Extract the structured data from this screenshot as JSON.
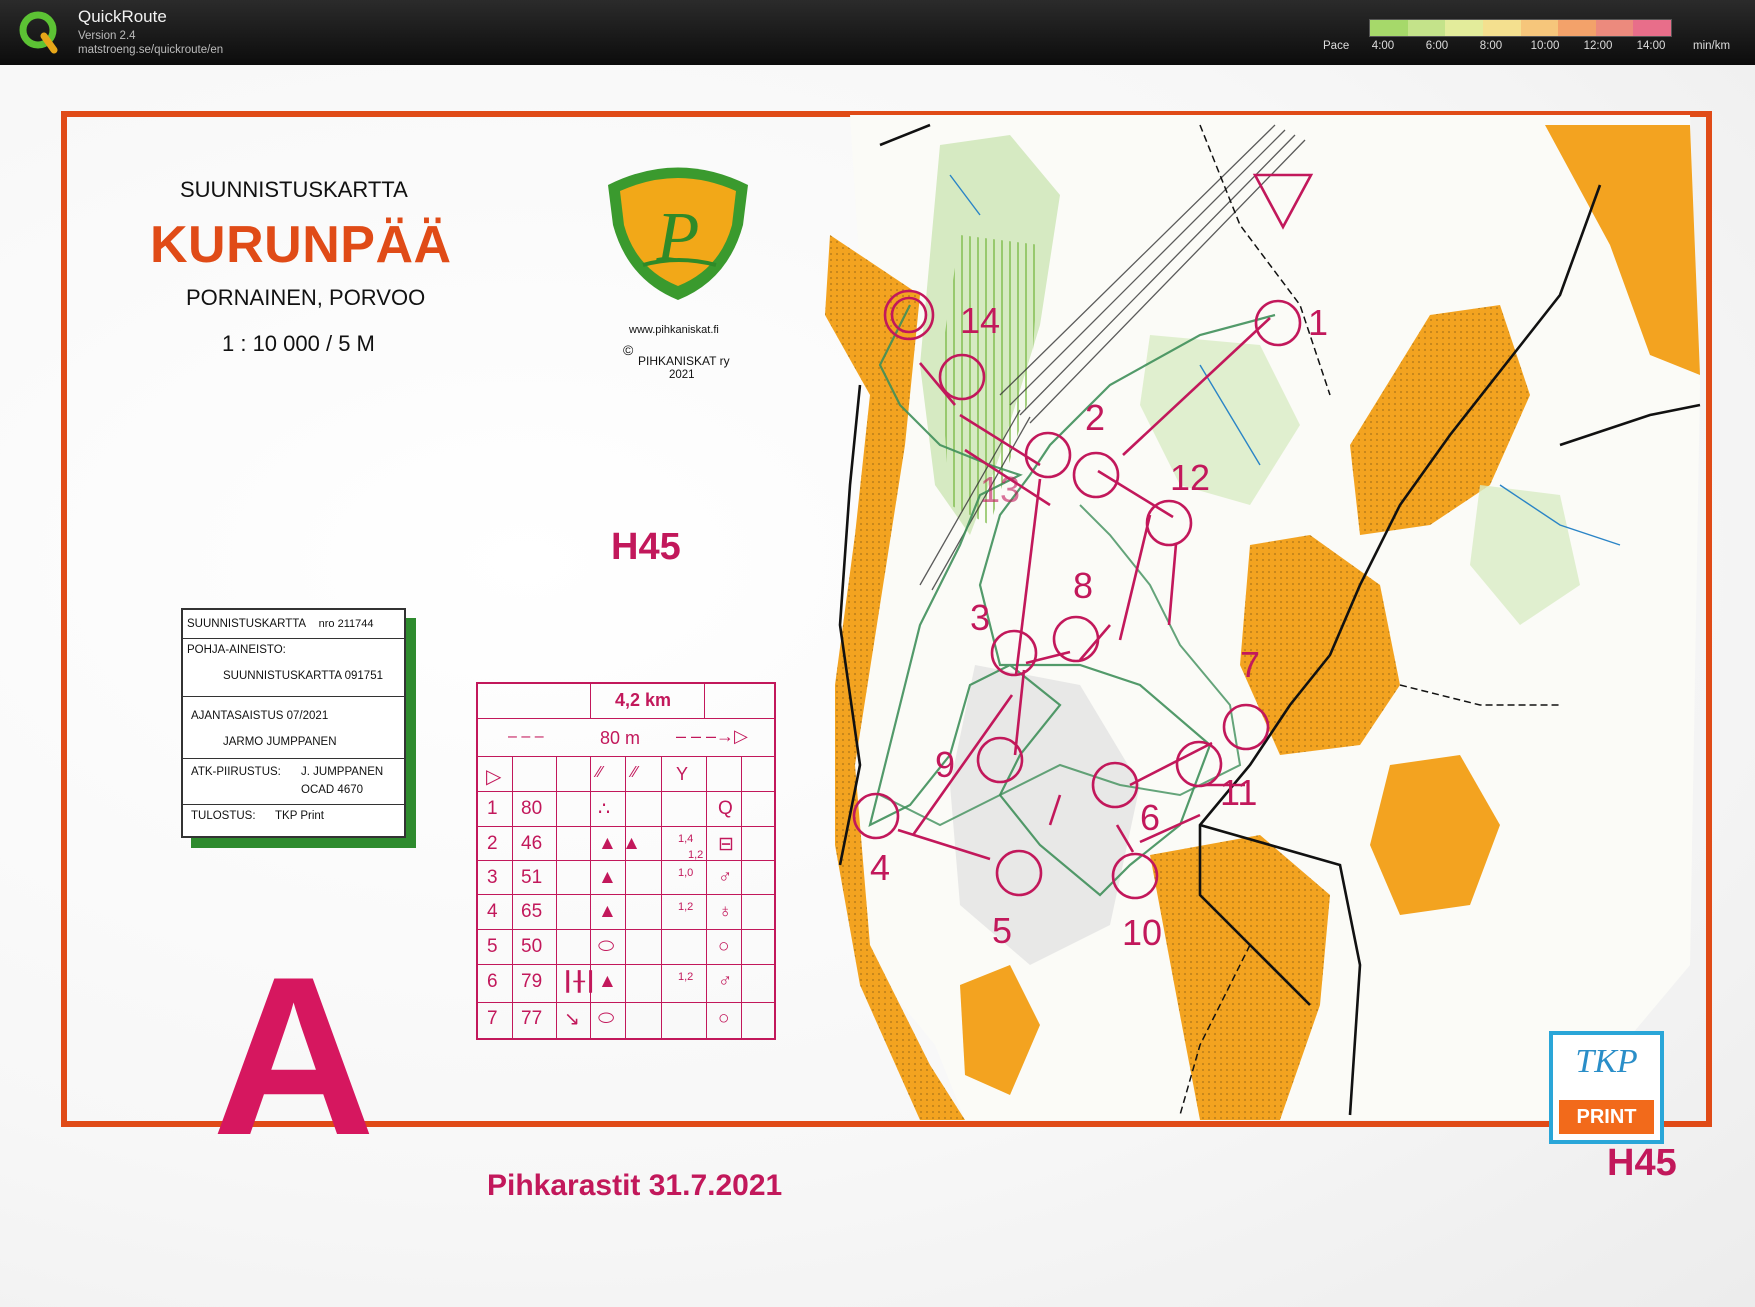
{
  "app": {
    "title": "QuickRoute",
    "version": "Version 2.4",
    "url": "matstroeng.se/quickroute/en"
  },
  "pace_legend": {
    "label": "Pace",
    "ticks": [
      "4:00",
      "6:00",
      "8:00",
      "10:00",
      "12:00",
      "14:00"
    ],
    "unit": "min/km",
    "colors": [
      "#a6d96a",
      "#c4e38a",
      "#e3ec9b",
      "#f4e08f",
      "#f6c67b",
      "#f3a26a",
      "#ec8a7d",
      "#e86e8a"
    ]
  },
  "map": {
    "header": "SUUNNISTUSKARTTA",
    "name": "KURUNPÄÄ",
    "location": "PORNAINEN, PORVOO",
    "scale": "1 : 10 000 / 5 M",
    "club_url": "www.pihkaniskat.fi",
    "copyright_symbol": "©",
    "club_name": "PIHKANISKAT ry",
    "year": "2021",
    "class_label": "H45",
    "class_label_bottom": "H45",
    "course_letter": "A",
    "event": "Pihkarastit 31.7.2021",
    "print_logo_top": "TKP",
    "print_logo_bottom": "PRINT"
  },
  "infobox": {
    "title": "SUUNNISTUSKARTTA",
    "number": "nro 211744",
    "base_label": "POHJA-AINEISTO:",
    "base_value": "SUUNNISTUSKARTTA 091751",
    "update_label": "AJANTASAISTUS 07/2021",
    "update_person": "JARMO JUMPPANEN",
    "drawing_label": "ATK-PIIRUSTUS:",
    "drawing_person": "J. JUMPPANEN",
    "drawing_software": "OCAD 4670",
    "print_label": "TULOSTUS:",
    "print_value": "TKP Print"
  },
  "description_sheet": {
    "length": "4,2 km",
    "climb": "80 m",
    "rows": [
      {
        "num": "1",
        "code": "80",
        "size": ""
      },
      {
        "num": "2",
        "code": "46",
        "size": "1,4"
      },
      {
        "num": "3",
        "code": "51",
        "size": "1,0"
      },
      {
        "num": "4",
        "code": "65",
        "size": "1,2"
      },
      {
        "num": "5",
        "code": "50",
        "size": ""
      },
      {
        "num": "6",
        "code": "79",
        "size": "1,2"
      },
      {
        "num": "7",
        "code": "77",
        "size": ""
      }
    ],
    "row2_size2": "1,2"
  },
  "controls": [
    "1",
    "2",
    "3",
    "4",
    "5",
    "6",
    "7",
    "8",
    "9",
    "10",
    "11",
    "12",
    "13",
    "14"
  ],
  "colors": {
    "course": "#c2185b",
    "route": "#3f8f5a",
    "map_orange": "#f3a320",
    "map_border": "#e04b17"
  }
}
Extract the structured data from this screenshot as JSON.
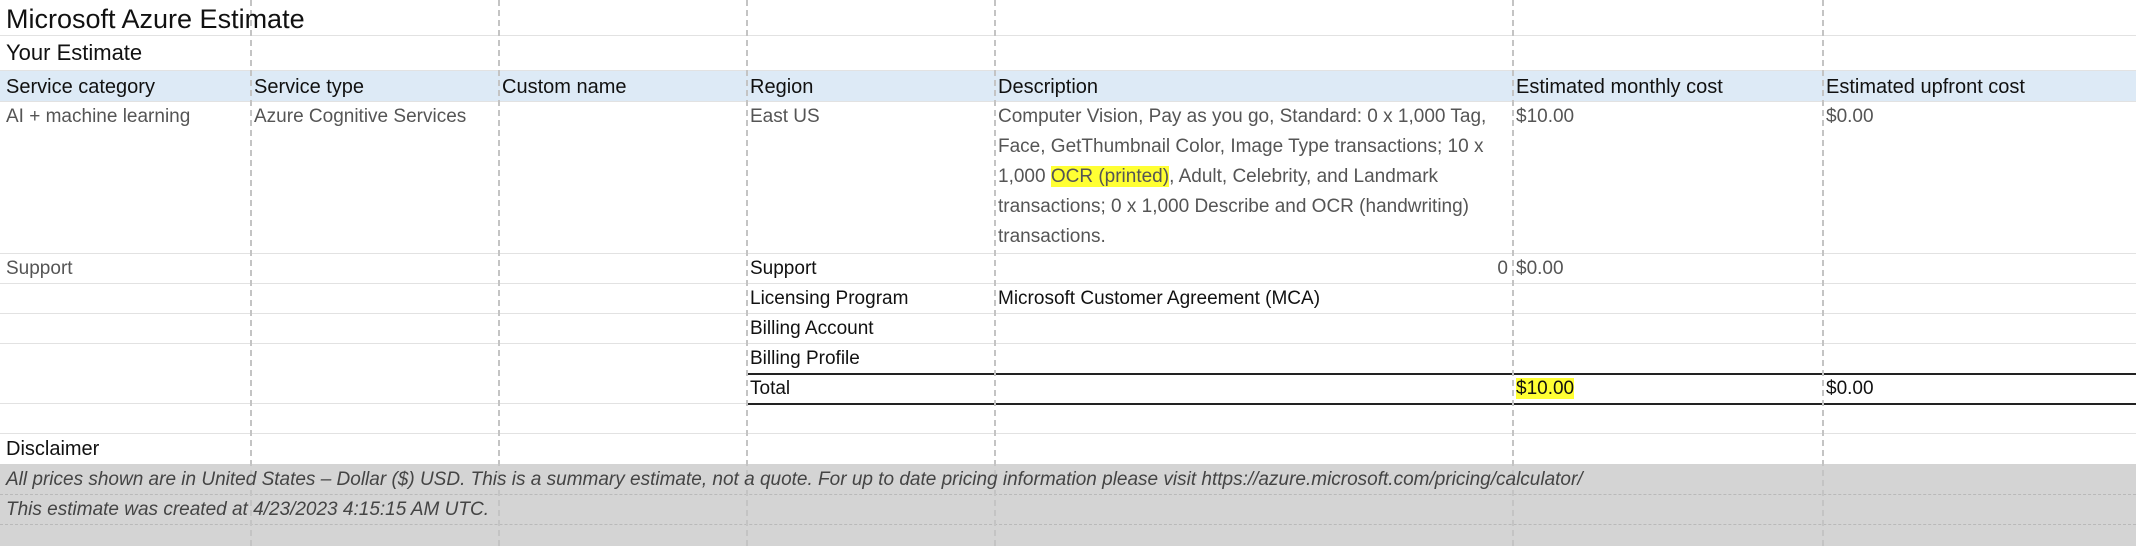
{
  "sheet": {
    "title": "Microsoft Azure Estimate",
    "subtitle": "Your Estimate",
    "headers": [
      "Service category",
      "Service type",
      "Custom name",
      "Region",
      "Description",
      "Estimated monthly cost",
      "Estimated upfront cost"
    ],
    "row1": {
      "category": "AI + machine learning",
      "service_type": "Azure Cognitive Services",
      "custom_name": "",
      "region": "East US",
      "description_part1": "Computer Vision, Pay as you go, Standard: 0 x 1,000 Tag, Face, GetThumbnail Color, Image Type transactions; 10 x 1,000 ",
      "description_highlight": "OCR (printed)",
      "description_part2": ", Adult, Celebrity, and Landmark transactions; 0 x 1,000 Describe and OCR (handwriting) transactions.",
      "monthly": "$10.00",
      "upfront": "$0.00"
    },
    "support": {
      "category": "Support",
      "label": "Support",
      "value": "0",
      "monthly": "$0.00"
    },
    "licensing": {
      "label": "Licensing Program",
      "value": "Microsoft Customer Agreement (MCA)"
    },
    "billing_account": {
      "label": "Billing Account"
    },
    "billing_profile": {
      "label": "Billing Profile"
    },
    "total": {
      "label": "Total",
      "monthly": "$10.00",
      "upfront": "$0.00"
    },
    "disclaimer": {
      "title": "Disclaimer",
      "line1": "All prices shown are in United States – Dollar ($) USD. This is a summary estimate, not a quote. For up to date pricing information please visit https://azure.microsoft.com/pricing/calculator/",
      "line2": "This estimate was created at 4/23/2023 4:15:15 AM UTC."
    },
    "colors": {
      "header_band": "#ddeaf6",
      "highlight": "#ffff33",
      "disclaimer_band": "#d4d4d4"
    }
  }
}
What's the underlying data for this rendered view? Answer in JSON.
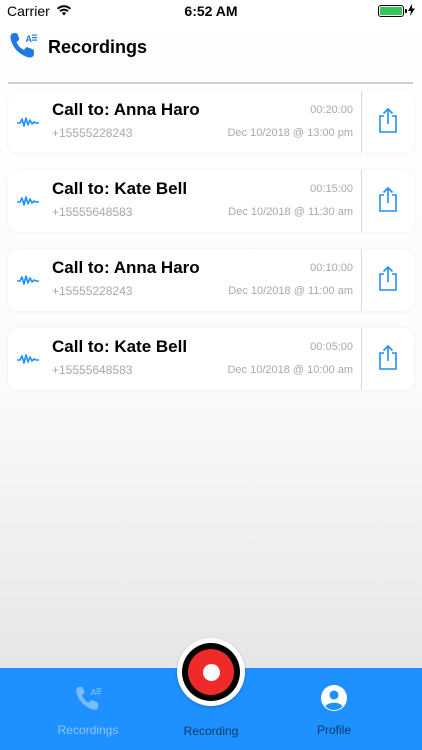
{
  "status_bar": {
    "carrier": "Carrier",
    "time": "6:52 AM"
  },
  "header": {
    "title": "Recordings",
    "icon": "phone-transcript-icon"
  },
  "colors": {
    "accent": "#1e90ff",
    "record_red": "#ee2a2a",
    "muted_text": "#a9a9a9"
  },
  "recordings": [
    {
      "contact": "Call to: Anna Haro",
      "phone": "+15555228243",
      "duration": "00:20:00",
      "timestamp": "Dec 10/2018 @ 13:00 pm"
    },
    {
      "contact": "Call to: Kate Bell",
      "phone": "+15555648583",
      "duration": "00:15:00",
      "timestamp": "Dec 10/2018 @ 11:30 am"
    },
    {
      "contact": "Call to: Anna Haro",
      "phone": "+15555228243",
      "duration": "00:10:00",
      "timestamp": "Dec 10/2018 @ 11:00 am"
    },
    {
      "contact": "Call to: Kate Bell",
      "phone": "+15555648583",
      "duration": "00:05:00",
      "timestamp": "Dec 10/2018 @ 10:00 am"
    }
  ],
  "tabs": [
    {
      "label": "Recordings",
      "icon": "phone-transcript-icon"
    },
    {
      "label": "Recording",
      "icon": "record-icon"
    },
    {
      "label": "Profile",
      "icon": "profile-icon"
    }
  ]
}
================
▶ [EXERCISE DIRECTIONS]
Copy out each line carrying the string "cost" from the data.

▶ [WRITTEN SOLUTION]
      "Estimated monthly cost",
      "Estimated upfront cost"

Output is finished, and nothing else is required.